All of this is imbued with a grinding, churning sense of disgust through the film’s sound design and the omnipresent visual motif of the red. Fingernail biting is witness in tight close up with dripping saliva. Eva attempts to avoid a neighbor by hiding next to a wall of Tomato Soup cans. Red paint is scrapped off with fingernails. Smacking mouths devour meals while breakfast cereal is crushed under thumb. Ramsay depicts these bodies with a cool detachment punctuated with wavering, tilting focus. There is a constant sense that at any moment grotesque and primal instincts will erupt out from inside everyone on screen despite the steely cool of their large, chic house. Every body in the room is volcano. The aural world in We Need to Talk About Kevin becomes as much a prison as Eva’s ingratiating sense of guilt and anger.

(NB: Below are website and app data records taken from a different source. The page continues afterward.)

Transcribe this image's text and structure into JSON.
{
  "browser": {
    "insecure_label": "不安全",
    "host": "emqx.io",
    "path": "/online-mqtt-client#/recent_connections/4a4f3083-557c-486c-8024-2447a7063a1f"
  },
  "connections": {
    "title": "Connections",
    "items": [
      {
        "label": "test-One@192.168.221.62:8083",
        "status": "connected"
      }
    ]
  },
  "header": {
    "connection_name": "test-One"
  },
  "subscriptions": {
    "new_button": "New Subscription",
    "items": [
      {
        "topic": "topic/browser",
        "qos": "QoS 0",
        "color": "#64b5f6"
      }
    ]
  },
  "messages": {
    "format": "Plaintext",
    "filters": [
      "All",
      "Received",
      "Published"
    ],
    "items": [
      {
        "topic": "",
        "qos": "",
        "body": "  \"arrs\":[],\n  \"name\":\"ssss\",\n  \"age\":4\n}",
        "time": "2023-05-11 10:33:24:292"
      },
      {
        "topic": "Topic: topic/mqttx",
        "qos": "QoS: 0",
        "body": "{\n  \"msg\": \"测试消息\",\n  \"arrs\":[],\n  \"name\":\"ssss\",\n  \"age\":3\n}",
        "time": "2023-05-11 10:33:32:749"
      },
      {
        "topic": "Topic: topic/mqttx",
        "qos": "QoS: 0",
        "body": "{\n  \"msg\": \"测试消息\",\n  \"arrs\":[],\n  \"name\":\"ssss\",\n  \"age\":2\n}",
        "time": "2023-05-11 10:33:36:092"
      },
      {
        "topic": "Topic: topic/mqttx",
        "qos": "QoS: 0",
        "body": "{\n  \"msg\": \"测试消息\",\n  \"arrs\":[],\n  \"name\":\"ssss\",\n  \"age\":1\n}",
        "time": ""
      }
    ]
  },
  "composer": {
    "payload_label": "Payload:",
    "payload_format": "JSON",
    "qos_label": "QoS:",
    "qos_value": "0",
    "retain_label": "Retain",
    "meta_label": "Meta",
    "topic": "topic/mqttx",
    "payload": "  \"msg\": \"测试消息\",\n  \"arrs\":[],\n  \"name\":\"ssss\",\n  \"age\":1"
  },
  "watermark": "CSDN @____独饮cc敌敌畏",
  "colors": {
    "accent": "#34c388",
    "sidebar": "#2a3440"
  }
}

This correlation between Eva’s torrential subjectivity and the audience’s identification is best demonstrated in a sequence at the beginning of the We Need to Talk About Kevin. Eva is viewed in birds-eye at a Spanish tomato festival. The crowd is a slithering, hydra-like mass of limbs chucking and gobs of tomatoes as a pulsing, nauseating soundtrack plays. It’s a scene that invokes layers of cosmic scope and scale held tight within pulpy flesh and crowded, sweaty layers where skin meets skin, hot blood and impulse coursing just beneath the surface. Elation, terror, and release converge as Eva is passed above the crowd from one set of hands to the other, calling to mind a paradoxical presence of body both lost and aware.